A sports merchandise business tried to register the business name “pommiebasher” but the Australian Securities and Investments Commission refused because it considered the name to be offensive.

It’s a fairly unassuming business, selling Pommiebasher-branded merchandises such as T-shirts, beer and stubbie holders via

Perhaps the bets part of this story is the irony that the business owner is a Brit, and is more than OK with the term.

The business says they “celebrate the unique rivalry and camaraderie of the Aussies and the Brits, and everyone else in sports”.

“It may be said that we Pommiebashers yap a bloody blue streak now and then.
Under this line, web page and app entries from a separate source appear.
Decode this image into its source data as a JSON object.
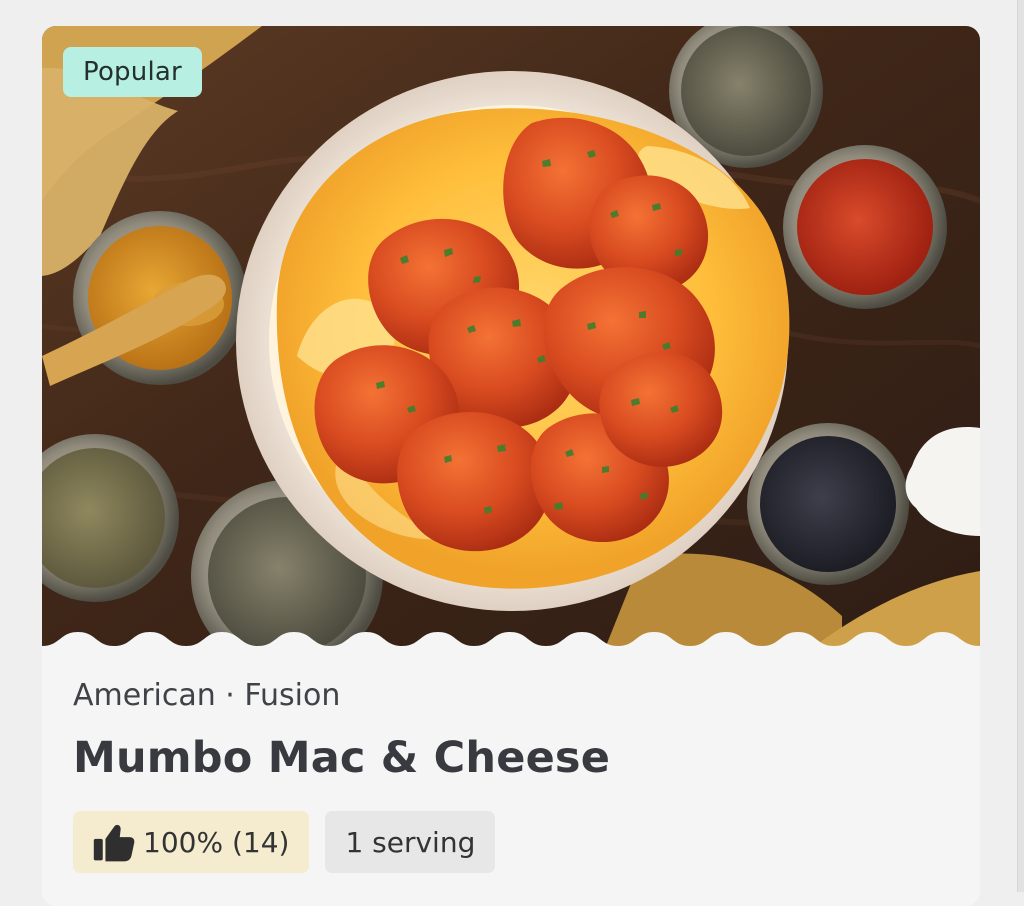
{
  "badge": {
    "label": "Popular"
  },
  "recipe": {
    "cuisine": "American · Fusion",
    "title": "Mumbo Mac & Cheese"
  },
  "chips": {
    "rating_label": "100% (14)",
    "serving_label": "1 serving"
  },
  "colors": {
    "background": "#efefef",
    "card": "#f5f5f5",
    "badge": "#b7efe3",
    "rating_chip": "#f5ecd0",
    "serving_chip": "#e7e7e7",
    "text_dark": "#383a3f"
  },
  "icons": {
    "thumb": "thumbs-up-icon"
  }
}
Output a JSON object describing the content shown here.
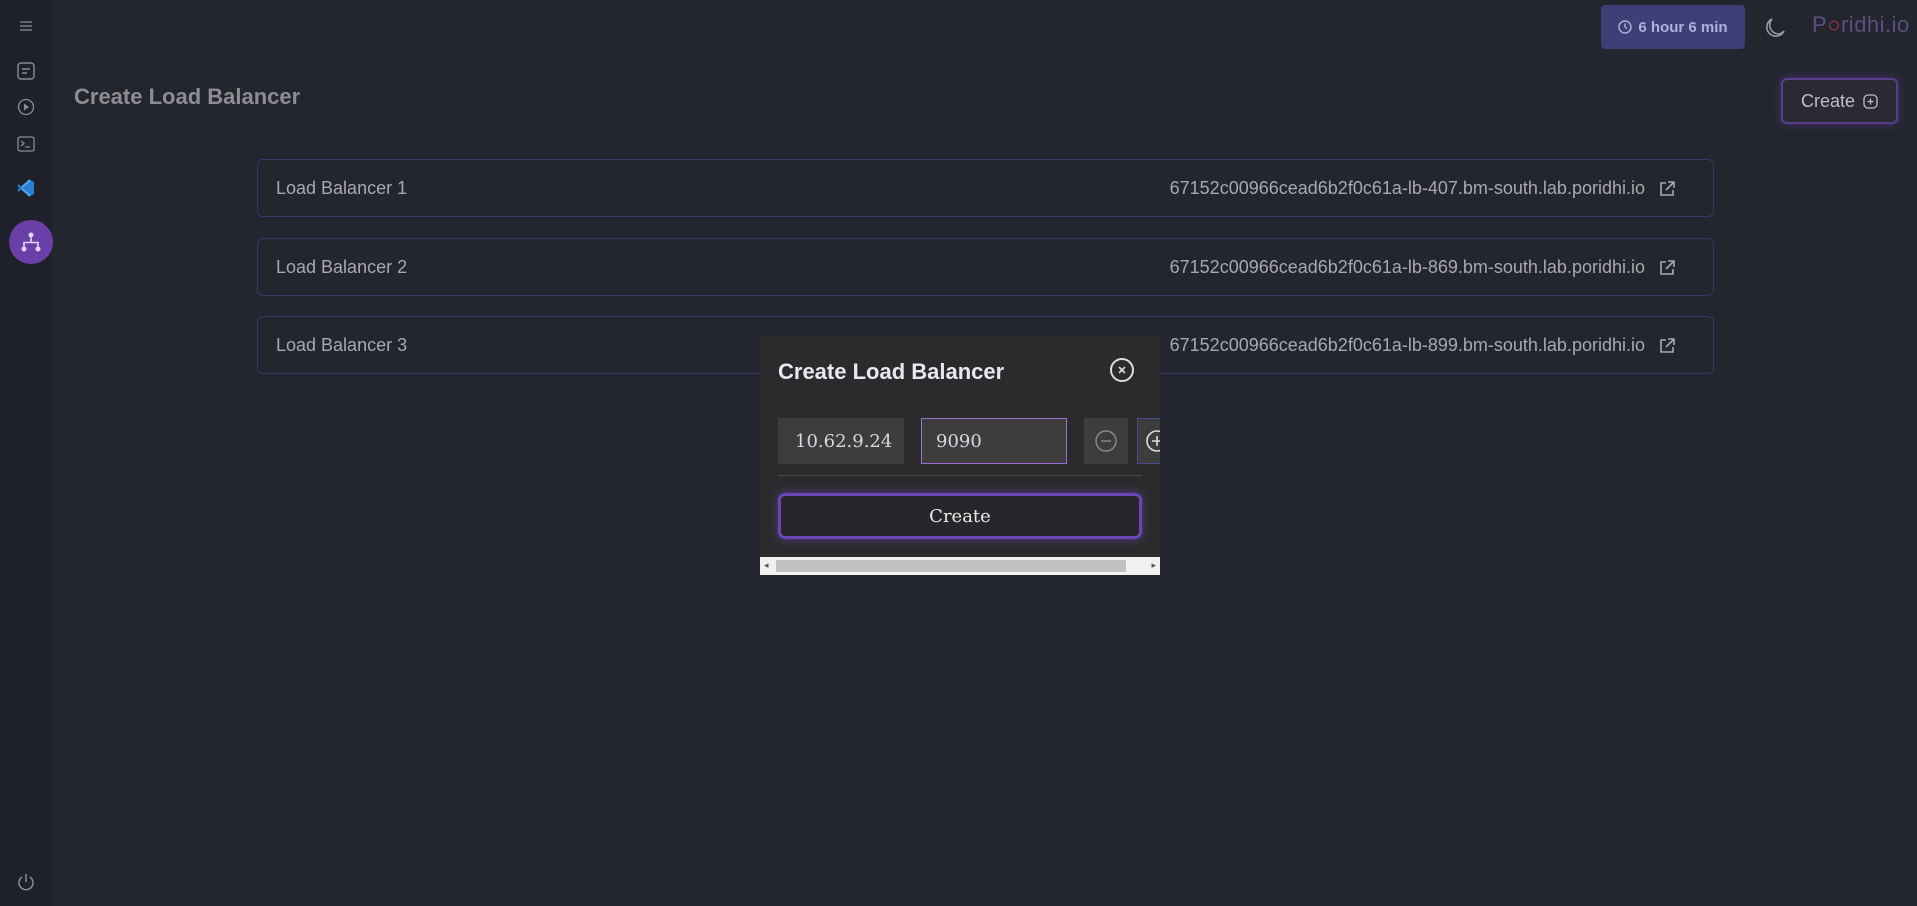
{
  "topbar": {
    "timer_label": "6 hour 6 min",
    "logo_text": "Poridhi.io"
  },
  "page": {
    "title": "Create Load Balancer",
    "create_button_label": "Create"
  },
  "load_balancers": [
    {
      "name": "Load Balancer 1",
      "url": "67152c00966cead6b2f0c61a-lb-407.bm-south.lab.poridhi.io"
    },
    {
      "name": "Load Balancer 2",
      "url": "67152c00966cead6b2f0c61a-lb-869.bm-south.lab.poridhi.io"
    },
    {
      "name": "Load Balancer 3",
      "url": "67152c00966cead6b2f0c61a-lb-899.bm-south.lab.poridhi.io"
    }
  ],
  "modal": {
    "title": "Create Load Balancer",
    "ip_value": "10.62.9.24",
    "port_value": "9090",
    "create_label": "Create"
  },
  "colors": {
    "background": "#23262e",
    "sidebar": "#1e2129",
    "accent": "#6a3fa8",
    "timer_bg": "#3f3f78"
  }
}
Sometimes we might even get a bit carried away—especially after a few coldies. But when it comes to the importance of our shared history and heritage with the old Pommie rival, we’re always as sober as a judge.

“Aussies and Poms have long been rivals on the sports field, but we’ve also been comrades on the battlefield—and we know our fellow Pommiebashers would want that honoured and preserved.

“We’re not at liberty to let the details slip just yet, but we’re putting in hard yards to secure a little ripper of a deal that will see 10% of all revenues from Pommiebasher products put towards protecting that history”, says the website.

Interestingly, the advertising regulator Advertising Standards Board found the word “pom” was generally acceptable in advertising as it is a term with affectionate overtones.

The Pommiebasher website also states, “The driving force behind Pommiebasher is a bloke by the name of Peter Hanlon. Believe it or not, he was born a Pom”.

“Peter set on a journey of cultural discovery that led to the development of the Pommiebasher brand: a fun celebration of the history, rivalry and mutual respect”.

So if Peter doesn’t find it offensive, but the Government does, what do others think? We’d love to hear your thoughts! Is ‘pom’ an offensive word?